30 mar 2022 09:05 am
Riyadh and the Houthi rebels have agreed on a ceasefire. This was announced by a spokesman for the Riyadh-led coalition. The aim now is to create favorable conditions for consultations and a peaceful environment for the holy month of Ramadan.
Saudi Arabia has announced a cessation of all military operations in Yemen in a bid to achieve a lasting solution to the conflict in the neighboring country. This was announced by the spokesman for the Riyadh-led coalition, Brigadier General Turki Al-Maliki, on Tuesday evening. He explained:
“The Coalition Joint Forces Command hereby announces the cessation of military operations in Yemen effective Wednesday, March 30, 2022.”
He noted that this is at the request of Nayef Al-Hajraf, Secretary-General of the Gulf Cooperation Council, “with the aim of creating favorable conditions for successful consultations and a favorable environment for the holy month of Ramadan to bring about peace and security and achieve stability in Yemen”.
The coalition will “adhere to this ceasefire and take all necessary steps and procedures to ensure its success”.
Al-Maliki’s announcement came three days after the Houthi rebels who control the Yemeni capital offered a three-day ceasefire, which they say could become permanent if the Saudi-led coalition agrees. The head of the Houthi Supreme Political Council, Mahdi al-Mashat Mashat, said in a speech televised in Yemen on Saturday:
“This is a sincere invitation and a practical step to restore confidence and move all sides from the arena of talks to the arena of action.”
The Houthis wanted to stop their missile and drone attacks.
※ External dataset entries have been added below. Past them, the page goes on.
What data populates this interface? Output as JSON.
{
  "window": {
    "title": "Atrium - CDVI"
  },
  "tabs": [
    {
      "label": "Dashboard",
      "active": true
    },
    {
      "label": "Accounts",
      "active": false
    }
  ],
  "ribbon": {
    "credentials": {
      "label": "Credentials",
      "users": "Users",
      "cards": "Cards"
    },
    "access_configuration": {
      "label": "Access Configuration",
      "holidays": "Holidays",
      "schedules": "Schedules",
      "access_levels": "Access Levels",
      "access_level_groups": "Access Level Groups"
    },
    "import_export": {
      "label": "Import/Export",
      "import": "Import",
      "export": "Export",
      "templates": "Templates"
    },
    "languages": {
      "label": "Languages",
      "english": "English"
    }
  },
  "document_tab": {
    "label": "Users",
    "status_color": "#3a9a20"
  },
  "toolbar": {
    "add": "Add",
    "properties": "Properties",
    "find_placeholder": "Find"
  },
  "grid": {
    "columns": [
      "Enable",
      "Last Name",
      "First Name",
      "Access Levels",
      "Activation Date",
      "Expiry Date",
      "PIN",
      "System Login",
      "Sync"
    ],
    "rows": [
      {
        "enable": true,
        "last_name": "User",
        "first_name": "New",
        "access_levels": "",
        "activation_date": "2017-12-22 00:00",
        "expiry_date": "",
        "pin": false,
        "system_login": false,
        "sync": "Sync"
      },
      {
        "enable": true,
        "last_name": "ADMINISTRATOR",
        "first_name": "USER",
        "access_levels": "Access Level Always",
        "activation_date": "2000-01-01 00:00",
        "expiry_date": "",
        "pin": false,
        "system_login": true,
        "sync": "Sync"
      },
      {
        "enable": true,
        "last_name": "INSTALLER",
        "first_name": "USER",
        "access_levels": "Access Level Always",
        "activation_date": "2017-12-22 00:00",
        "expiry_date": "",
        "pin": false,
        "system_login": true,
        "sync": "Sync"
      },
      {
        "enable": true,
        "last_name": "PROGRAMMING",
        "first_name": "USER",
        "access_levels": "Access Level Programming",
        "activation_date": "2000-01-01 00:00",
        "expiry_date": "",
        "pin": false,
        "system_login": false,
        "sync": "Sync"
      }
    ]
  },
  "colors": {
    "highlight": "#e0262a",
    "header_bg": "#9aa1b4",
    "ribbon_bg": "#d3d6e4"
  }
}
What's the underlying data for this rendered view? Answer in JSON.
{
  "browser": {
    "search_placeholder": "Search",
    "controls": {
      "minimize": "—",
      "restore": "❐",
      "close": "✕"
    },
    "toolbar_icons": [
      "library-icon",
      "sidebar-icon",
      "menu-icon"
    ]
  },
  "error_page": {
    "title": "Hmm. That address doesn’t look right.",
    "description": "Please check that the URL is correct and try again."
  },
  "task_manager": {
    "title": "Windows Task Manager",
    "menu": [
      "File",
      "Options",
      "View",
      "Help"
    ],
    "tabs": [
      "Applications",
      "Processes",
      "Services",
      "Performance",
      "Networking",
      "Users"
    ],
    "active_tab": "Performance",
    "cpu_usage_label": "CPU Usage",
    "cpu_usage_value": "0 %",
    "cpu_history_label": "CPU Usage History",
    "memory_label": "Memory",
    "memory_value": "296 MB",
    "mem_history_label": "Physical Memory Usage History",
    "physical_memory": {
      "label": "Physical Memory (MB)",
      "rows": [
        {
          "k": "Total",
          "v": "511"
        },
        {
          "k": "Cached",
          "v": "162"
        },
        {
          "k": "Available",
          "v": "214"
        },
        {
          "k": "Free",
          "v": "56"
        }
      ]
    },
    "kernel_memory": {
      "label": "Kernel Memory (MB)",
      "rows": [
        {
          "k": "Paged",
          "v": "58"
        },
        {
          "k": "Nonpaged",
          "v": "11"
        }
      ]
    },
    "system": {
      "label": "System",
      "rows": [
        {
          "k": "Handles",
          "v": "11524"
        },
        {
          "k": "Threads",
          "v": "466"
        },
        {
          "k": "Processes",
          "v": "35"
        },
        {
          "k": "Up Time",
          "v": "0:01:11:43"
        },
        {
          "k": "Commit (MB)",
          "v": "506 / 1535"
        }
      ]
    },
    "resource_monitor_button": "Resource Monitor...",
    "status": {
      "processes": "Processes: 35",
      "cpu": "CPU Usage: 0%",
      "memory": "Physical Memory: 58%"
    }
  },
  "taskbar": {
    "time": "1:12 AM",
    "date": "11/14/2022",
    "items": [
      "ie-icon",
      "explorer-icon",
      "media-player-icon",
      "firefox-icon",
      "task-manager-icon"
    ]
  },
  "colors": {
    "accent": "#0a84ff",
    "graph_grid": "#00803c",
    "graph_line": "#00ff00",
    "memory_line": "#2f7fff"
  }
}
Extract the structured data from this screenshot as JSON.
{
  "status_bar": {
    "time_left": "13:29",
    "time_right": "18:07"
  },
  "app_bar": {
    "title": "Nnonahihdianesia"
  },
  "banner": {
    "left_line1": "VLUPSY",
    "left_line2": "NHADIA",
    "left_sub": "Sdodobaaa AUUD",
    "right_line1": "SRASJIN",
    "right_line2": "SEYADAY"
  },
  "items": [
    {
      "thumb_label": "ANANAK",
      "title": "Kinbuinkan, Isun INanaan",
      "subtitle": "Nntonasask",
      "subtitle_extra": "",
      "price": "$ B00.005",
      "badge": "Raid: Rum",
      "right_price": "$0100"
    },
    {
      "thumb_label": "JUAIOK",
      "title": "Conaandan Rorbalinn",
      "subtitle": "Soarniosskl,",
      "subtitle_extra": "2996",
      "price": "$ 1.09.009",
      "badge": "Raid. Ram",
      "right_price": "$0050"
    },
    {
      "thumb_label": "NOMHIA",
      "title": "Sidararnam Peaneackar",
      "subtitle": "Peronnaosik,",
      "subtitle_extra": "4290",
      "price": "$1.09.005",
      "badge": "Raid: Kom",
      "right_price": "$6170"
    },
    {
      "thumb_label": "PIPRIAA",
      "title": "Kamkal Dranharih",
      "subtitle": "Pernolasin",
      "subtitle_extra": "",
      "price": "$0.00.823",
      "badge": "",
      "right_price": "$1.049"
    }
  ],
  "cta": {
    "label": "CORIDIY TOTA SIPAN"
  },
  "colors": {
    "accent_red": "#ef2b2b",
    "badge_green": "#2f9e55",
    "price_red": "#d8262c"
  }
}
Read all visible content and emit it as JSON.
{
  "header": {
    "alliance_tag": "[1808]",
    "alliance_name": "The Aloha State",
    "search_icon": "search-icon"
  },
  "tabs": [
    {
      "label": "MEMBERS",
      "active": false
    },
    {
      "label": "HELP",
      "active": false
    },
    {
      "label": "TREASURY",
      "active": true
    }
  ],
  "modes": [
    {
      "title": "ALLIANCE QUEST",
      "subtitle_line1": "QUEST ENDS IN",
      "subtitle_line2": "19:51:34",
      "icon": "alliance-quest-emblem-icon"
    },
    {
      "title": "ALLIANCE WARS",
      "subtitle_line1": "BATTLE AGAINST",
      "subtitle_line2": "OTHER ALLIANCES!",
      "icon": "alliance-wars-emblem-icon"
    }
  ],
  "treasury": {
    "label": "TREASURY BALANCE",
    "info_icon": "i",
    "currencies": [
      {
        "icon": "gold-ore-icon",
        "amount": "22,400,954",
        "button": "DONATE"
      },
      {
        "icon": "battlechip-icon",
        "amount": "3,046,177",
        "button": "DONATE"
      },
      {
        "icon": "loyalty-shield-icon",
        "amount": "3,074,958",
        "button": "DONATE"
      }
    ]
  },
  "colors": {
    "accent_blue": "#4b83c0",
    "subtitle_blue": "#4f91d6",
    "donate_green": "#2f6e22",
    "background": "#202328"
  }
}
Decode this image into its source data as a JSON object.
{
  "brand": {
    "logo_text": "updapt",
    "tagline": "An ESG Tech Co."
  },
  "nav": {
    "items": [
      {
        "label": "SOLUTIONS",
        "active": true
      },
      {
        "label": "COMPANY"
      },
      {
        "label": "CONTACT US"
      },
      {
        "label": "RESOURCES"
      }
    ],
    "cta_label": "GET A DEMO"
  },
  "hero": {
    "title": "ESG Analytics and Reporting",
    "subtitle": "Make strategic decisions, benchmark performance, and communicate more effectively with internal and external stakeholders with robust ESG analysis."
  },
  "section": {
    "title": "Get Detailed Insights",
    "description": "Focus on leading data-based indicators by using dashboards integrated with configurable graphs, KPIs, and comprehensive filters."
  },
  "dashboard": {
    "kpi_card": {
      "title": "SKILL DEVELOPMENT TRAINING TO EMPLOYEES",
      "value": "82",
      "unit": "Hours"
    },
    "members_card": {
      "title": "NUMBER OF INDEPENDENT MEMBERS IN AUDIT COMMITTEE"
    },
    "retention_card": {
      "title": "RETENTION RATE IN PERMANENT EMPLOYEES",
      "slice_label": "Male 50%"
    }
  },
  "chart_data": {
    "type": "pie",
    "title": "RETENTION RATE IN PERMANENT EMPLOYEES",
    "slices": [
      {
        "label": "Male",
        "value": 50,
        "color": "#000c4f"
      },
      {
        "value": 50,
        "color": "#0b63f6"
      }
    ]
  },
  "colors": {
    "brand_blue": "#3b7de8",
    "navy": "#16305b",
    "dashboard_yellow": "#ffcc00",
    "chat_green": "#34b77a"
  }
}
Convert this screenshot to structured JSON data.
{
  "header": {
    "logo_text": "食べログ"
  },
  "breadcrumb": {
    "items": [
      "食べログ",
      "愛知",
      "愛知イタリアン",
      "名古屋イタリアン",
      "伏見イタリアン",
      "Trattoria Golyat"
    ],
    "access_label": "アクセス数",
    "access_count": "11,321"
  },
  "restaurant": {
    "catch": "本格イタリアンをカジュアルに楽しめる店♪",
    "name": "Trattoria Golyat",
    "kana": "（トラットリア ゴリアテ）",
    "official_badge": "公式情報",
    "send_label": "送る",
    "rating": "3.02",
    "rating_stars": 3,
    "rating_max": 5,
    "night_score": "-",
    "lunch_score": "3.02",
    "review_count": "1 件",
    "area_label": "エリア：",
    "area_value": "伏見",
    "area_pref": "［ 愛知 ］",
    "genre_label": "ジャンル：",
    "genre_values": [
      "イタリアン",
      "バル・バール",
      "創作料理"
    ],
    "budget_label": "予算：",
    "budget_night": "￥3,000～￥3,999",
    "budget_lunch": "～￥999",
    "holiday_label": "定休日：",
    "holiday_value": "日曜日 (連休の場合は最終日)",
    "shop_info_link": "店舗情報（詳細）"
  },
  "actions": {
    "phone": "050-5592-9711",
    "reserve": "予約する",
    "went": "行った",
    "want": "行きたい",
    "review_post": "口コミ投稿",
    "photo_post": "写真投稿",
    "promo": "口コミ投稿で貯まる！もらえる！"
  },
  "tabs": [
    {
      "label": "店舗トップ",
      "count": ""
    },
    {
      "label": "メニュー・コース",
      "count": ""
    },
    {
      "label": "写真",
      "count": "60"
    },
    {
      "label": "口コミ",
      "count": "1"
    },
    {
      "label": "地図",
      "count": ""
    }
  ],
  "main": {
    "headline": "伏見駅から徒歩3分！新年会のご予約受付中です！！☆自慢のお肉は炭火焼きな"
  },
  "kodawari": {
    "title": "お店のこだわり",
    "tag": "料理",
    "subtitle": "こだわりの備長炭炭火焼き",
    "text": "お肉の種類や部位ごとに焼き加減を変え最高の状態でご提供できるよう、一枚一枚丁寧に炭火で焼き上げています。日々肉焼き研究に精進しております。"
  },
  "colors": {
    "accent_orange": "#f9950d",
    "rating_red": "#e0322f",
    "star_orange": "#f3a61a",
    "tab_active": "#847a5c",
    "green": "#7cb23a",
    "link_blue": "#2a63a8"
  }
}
In return, the Saudis are expected to suspend their bombing and lift the blockade of Yemen’s ports, Mashat said.
His proposal came after a devastating Houthi attack on Saudi oil company Aramco’s oil depots in Jeddah on March 25 and a retaliatory coalition attack on Yemen’s capital Sana’a and the port of Hodeidah.
In the ceasefire announcement, Al-Maliki noted that the Saudi-led coalition “reaffirmed its unwavering position in supporting the legitimate government of Yemen, both in its political positions and in its military procedures and actions.” referred to the Riyadh-backed rival of the Houthis. So while it is possible that the Ramadan ceasefire will become permanent, the dispute that underlies the seven-year conflict remains unresolved.
Riyadh and its allies launched an air war in Yemen in March 2015, which was later followed by a ground campaign to reinstate Saudi-backed President Abdrabbuh Mansur Hadi, who had been ousted by the Houthis. The coalition has accused the Shia group of being Iran’s proxies, but Tehran has denied it.
The United Nations estimates that more than 400,000 Yemenis have died in the war, including many children under the age of five who starved to death or died of disease as a result of the blockade.